**AVAILABLE DATA**
+ + + + + + +

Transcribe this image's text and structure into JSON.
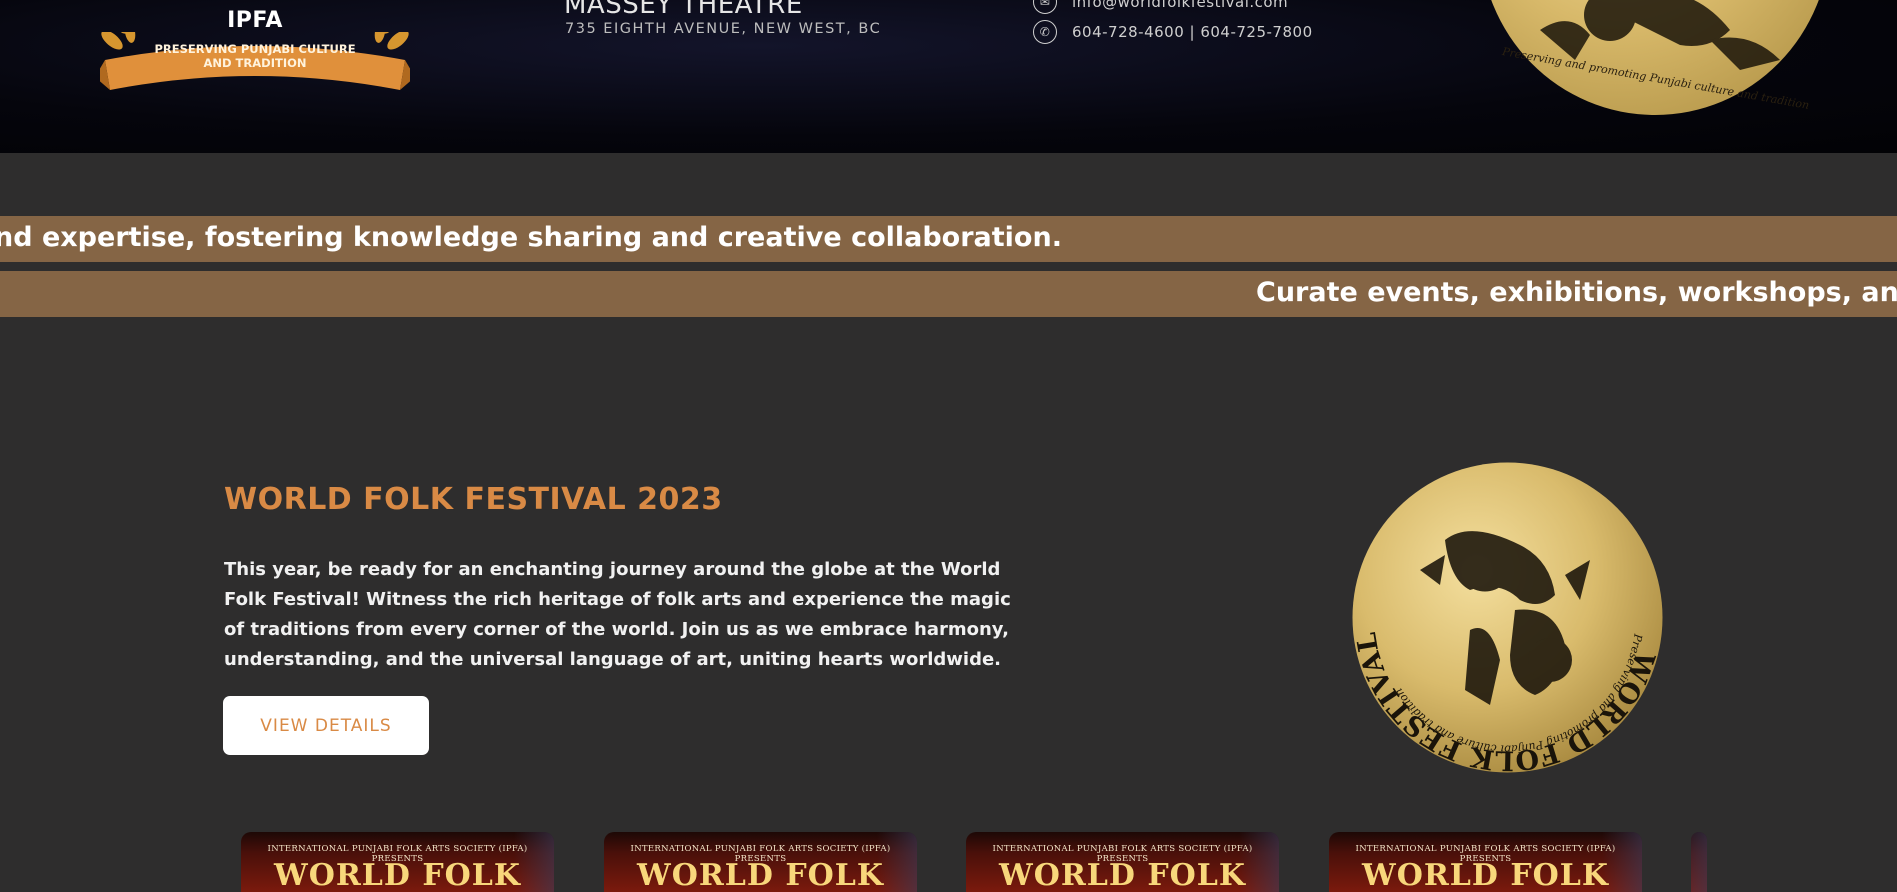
{
  "header": {
    "logo": {
      "name": "IPFA",
      "ribbon_line1": "PRESERVING PUNJABI CULTURE",
      "ribbon_line2": "AND TRADITION"
    },
    "venue": {
      "title": "MASSEY THEATRE",
      "address": "735 EIGHTH AVENUE, NEW WEST, BC"
    },
    "contact": {
      "email": "info@worldfolkfestival.com",
      "email_icon": "envelope-icon",
      "phone": "604-728-4600 | 604-725-7800",
      "phone_icon": "phone-icon"
    },
    "badge_caption": "Preserving and promoting Punjabi culture and tradition"
  },
  "marquee": {
    "line1": "nd expertise, fostering knowledge sharing and creative collaboration.",
    "line2": "Curate events, exhibitions, workshops, and p"
  },
  "feature": {
    "title": "WORLD FOLK FESTIVAL 2023",
    "description": "This year, be ready for an enchanting journey around the globe at the World Folk Festival! Witness the rich heritage of folk arts and experience the magic of traditions from every corner of the world. Join us as we embrace harmony, understanding, and the universal language of art, uniting hearts worldwide.",
    "button_label": "VIEW DETAILS",
    "badge": {
      "ring_text": "WORLD FOLK FESTIVAL",
      "inner_text": "Preserving and promoting Punjabi culture and tradition"
    }
  },
  "posters": [
    {
      "subtitle": "INTERNATIONAL PUNJABI FOLK ARTS SOCIETY (IPFA) PRESENTS",
      "title": "WORLD FOLK"
    },
    {
      "subtitle": "INTERNATIONAL PUNJABI FOLK ARTS SOCIETY (IPFA) PRESENTS",
      "title": "WORLD FOLK"
    },
    {
      "subtitle": "INTERNATIONAL PUNJABI FOLK ARTS SOCIETY (IPFA) PRESENTS",
      "title": "WORLD FOLK"
    },
    {
      "subtitle": "INTERNATIONAL PUNJABI FOLK ARTS SOCIETY (IPFA) PRESENTS",
      "title": "WORLD FOLK"
    }
  ],
  "colors": {
    "accent": "#d98a45",
    "band": "#856545",
    "background": "#2e2d2d",
    "gold": "#d8b96a"
  }
}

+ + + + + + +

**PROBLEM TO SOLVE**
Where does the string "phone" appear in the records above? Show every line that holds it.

**RESULT FOR THIS EXERCISE**
      "phone": "604-728-4600 | 604-725-7800",
      "phone_icon": "phone-icon"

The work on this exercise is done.